Bells ringing, teachers smiling, and students chattering, Carroll County public schools officially began the 2008-2009 school year on Thursday, Aug. 7.
Although students were somewhat sad to see the summer days gone, many students at Carroll County High School are looking forward to the upcoming year.
Carroll County High School hosted a freshmen orientation on Tuesday, Aug. 5. Junior and senior students, serving as Panther kick-off mentors (P-KOMs), helped the freshmen adjust to the new environment. Freshmen students toured the school, went through their class schedule, learned how to find and open their locker combinations, and participated in many fun activities including a dance.

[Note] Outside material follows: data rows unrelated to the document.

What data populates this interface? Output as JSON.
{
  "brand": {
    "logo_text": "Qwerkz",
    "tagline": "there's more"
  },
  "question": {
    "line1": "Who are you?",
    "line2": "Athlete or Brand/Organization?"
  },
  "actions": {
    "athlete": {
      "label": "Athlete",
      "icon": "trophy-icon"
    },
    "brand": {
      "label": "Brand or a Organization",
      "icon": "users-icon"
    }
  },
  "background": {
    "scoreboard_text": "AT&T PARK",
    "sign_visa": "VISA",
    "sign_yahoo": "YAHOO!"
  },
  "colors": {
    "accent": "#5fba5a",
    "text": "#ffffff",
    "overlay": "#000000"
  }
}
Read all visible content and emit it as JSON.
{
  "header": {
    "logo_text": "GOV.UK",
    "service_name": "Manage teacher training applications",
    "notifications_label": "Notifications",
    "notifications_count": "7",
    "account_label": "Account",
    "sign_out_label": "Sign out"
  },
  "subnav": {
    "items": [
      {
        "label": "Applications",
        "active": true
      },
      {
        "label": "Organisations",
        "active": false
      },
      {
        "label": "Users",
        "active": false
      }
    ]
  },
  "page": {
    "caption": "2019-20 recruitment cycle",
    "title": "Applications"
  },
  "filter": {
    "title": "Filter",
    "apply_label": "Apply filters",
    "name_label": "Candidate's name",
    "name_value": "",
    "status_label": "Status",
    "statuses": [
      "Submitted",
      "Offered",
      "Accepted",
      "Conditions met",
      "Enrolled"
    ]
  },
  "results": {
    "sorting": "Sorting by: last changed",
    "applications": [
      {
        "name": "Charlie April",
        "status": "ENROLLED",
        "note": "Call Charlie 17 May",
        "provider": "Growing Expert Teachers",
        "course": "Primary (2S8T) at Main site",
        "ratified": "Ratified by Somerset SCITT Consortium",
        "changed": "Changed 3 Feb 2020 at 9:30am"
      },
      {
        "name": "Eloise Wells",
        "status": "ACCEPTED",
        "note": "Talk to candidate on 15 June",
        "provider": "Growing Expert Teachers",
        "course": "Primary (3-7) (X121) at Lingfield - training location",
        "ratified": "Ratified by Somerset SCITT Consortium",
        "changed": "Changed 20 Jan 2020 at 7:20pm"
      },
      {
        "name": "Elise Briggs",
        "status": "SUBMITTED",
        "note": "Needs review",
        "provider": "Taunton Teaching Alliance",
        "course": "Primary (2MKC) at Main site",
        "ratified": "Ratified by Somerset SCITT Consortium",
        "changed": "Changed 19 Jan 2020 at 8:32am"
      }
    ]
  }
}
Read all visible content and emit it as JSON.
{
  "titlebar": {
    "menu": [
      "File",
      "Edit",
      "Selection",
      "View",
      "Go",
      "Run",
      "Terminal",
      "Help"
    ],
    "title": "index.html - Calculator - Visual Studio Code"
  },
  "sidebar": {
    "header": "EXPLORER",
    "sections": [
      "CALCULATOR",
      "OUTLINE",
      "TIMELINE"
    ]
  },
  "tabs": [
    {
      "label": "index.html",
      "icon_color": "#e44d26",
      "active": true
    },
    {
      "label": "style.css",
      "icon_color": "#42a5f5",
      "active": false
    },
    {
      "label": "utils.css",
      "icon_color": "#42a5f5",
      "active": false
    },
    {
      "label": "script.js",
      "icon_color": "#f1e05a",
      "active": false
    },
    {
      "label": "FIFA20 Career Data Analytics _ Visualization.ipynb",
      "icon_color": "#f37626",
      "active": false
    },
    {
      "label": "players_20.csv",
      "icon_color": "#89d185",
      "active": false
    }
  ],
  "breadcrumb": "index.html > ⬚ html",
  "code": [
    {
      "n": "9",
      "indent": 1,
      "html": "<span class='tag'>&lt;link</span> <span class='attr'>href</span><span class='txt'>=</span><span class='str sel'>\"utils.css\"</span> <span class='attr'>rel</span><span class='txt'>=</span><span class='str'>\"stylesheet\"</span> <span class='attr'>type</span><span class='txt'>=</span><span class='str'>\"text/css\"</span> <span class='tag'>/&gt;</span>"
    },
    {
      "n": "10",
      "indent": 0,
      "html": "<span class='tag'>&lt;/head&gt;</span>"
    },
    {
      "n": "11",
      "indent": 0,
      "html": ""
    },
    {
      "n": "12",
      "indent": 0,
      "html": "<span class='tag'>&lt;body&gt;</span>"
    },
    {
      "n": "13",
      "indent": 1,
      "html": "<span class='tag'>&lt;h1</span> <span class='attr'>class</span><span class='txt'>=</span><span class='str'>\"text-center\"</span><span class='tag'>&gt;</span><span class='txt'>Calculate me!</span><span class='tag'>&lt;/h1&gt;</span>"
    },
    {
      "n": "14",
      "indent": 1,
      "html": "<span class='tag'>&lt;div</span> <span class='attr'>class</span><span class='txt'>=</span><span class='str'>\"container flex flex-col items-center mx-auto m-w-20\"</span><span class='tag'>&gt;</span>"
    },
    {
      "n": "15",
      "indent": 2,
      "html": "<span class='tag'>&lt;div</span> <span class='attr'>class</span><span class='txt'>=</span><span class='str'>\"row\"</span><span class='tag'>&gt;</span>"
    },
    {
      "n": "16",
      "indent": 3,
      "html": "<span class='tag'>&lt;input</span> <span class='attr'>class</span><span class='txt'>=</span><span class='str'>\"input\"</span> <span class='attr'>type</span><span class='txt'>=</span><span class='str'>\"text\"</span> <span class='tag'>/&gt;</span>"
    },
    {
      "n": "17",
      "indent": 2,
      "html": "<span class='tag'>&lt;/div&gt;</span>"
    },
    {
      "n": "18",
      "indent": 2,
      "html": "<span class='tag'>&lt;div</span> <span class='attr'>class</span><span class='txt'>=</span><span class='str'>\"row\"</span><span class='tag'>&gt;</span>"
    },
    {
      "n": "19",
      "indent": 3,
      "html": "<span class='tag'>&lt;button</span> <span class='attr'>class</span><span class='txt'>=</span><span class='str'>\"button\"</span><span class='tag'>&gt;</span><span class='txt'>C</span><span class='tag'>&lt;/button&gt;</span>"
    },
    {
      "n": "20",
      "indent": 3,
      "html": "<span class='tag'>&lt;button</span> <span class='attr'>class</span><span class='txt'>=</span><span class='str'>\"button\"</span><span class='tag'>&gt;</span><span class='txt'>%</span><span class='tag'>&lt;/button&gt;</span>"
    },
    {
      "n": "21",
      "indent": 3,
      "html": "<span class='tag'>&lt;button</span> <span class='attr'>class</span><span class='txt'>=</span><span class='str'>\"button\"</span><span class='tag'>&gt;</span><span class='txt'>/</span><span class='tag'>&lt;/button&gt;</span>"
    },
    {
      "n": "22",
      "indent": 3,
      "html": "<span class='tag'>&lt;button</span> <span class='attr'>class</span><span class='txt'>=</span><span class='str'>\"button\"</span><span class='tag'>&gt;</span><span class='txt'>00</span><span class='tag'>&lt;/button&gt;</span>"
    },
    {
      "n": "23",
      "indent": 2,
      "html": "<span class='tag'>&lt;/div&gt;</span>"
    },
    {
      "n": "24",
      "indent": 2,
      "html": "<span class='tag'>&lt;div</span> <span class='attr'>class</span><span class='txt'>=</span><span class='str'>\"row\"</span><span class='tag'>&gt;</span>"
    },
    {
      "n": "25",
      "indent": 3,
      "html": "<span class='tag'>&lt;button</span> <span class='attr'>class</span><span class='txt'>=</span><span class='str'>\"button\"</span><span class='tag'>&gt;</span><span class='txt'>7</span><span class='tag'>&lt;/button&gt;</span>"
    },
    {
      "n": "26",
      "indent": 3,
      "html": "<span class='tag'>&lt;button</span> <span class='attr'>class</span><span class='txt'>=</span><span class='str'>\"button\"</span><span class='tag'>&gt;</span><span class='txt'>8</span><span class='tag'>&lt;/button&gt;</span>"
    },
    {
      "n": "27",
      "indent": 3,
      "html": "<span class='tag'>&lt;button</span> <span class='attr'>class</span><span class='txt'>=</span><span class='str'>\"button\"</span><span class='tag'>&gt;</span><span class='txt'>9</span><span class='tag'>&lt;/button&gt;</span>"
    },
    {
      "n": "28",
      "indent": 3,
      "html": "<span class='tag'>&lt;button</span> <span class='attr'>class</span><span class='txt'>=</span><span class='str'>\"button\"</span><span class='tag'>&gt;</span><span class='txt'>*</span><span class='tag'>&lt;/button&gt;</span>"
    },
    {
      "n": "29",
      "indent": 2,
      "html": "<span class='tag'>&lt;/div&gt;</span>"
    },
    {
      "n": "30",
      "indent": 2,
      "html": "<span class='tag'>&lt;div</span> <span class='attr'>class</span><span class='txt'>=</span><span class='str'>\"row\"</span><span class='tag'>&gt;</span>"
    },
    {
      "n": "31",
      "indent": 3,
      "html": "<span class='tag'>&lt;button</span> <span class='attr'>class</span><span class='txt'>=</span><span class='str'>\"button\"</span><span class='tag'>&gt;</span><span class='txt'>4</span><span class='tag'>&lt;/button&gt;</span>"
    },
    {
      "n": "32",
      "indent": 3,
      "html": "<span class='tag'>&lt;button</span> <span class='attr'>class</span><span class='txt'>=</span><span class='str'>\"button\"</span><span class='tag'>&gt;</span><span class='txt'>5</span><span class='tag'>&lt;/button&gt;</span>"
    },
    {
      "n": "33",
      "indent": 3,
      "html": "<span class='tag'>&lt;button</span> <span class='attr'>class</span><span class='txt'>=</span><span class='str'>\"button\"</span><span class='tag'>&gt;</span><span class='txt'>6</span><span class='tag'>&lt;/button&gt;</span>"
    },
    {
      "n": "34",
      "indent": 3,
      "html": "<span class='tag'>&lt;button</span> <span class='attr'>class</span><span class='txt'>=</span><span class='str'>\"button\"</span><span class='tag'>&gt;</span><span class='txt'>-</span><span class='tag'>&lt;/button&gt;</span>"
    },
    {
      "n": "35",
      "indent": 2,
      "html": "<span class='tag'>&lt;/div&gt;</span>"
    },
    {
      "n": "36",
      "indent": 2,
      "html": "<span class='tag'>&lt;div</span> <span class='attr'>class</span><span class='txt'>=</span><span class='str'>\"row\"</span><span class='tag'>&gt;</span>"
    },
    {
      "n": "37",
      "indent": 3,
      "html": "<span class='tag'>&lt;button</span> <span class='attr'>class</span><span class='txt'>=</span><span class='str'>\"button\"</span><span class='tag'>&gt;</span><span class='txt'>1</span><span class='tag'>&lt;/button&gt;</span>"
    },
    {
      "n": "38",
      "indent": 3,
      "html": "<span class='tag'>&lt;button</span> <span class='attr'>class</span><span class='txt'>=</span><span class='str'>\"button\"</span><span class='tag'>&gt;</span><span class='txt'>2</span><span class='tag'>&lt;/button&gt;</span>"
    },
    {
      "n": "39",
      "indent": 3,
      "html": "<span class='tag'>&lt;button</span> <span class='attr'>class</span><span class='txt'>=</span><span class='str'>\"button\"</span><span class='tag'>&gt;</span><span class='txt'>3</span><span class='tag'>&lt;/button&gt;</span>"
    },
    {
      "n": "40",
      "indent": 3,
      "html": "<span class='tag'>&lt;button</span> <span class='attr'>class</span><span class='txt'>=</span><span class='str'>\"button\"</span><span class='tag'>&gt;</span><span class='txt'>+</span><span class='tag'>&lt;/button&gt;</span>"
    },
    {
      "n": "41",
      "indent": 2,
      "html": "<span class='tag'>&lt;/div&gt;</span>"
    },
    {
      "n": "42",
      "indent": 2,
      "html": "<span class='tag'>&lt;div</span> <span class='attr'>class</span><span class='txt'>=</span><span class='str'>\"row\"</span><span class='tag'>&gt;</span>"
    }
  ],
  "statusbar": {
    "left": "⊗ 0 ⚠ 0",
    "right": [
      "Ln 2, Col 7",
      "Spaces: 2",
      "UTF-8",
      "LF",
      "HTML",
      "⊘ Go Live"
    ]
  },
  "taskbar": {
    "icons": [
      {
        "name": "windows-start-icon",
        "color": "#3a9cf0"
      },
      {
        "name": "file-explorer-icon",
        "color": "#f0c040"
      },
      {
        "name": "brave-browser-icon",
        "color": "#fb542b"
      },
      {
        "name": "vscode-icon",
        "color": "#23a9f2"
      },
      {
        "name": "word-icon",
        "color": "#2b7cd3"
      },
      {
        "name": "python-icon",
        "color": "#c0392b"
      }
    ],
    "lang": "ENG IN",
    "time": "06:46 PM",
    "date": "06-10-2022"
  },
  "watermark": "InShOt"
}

The P-KOMs also greeted the freshmen on the first day of school and made sure the freshmen arrived at their classes.
Even after being in school for only a couple of days, many of these freshman students have already formulated positive views toward high school.
“The high school gives you more freedom than the middle school does,” freshman LaKayla Clay said. “I’m excited about this year.”
Freshman Melody Hawkins is glad to come to “a more mature setting.”
Jacob Becraft, also a freshman at CCHS, said, “I’m looking forward to a lot of the good things that I’ve been told about the high school. I feel that the classes aren’t going to be easy, but that it’s not so much that I can’t handle it.”
Senior Chris Hendrick was ambivalent about his last year in high school.
“I’m excited that it’s my senior year, but then it’s also depressing because it is my last year,” Hendrick said.eeBecause CCHS is known as a place that creates wonderful memories, many seniors want this year to last as long as possible. At the same time, many seniors are eager to enter the ‘real world.’
“It’s kind of exciting that it’s my senior year,” senior Gene Hill said. “I’m looking forward to starting a new path of my life, heading to college, and starting a career that fulfills my passion.”
The Carroll County school district has hired many new teachers this year and has made many administrative changes.
Sophomore Sarah Beach said “it’s good to have some new teachers because change is typically good.”
Junior Priya Patel agreed. “I think the new teachers and administration changes are for the better because new people can bring new ideas,” she said.
However, other students are hesitant about the massive and sudden changes.
“Since we lost around eight or nine teachers in the district last year, it’s going to be hard to adjust to how so many new teachers run their classes,” junior Brenna Mahoney said.
Another change at CCHS involves the new schedule. In previous years, CCHS students had six classes a day. Four of those classes were 45 minutes long and were held through the entire school year. Two classes were 90 minutes long, lasting only one semester. Students were able to take two different classes for the second semester. This allowed students to earn eight credits each year.
Under the new schedule for this year, students have seven periods a day, with each period lasting 50 minutes. Students now have the opportunity to earn only seven credits a year.
“I’m nervous about the class work and the difficulties that will come with the seven-period day,” Priya Patel said.
“The work load will be a lot more.” Brenna Mahoney agreed. “We’ve already been through it two years and know how much we work in a six-period day. Now, with a seven-period day, it’ll be even more work.”
Nonetheless, high school students are looking forward to the upcoming school year. Energy abounds at Carroll County High School, as the administration, teachers and students are all eager to serve, learn, and excel. Expectations are high, and students seem to be up to the challenge of meeting those standards.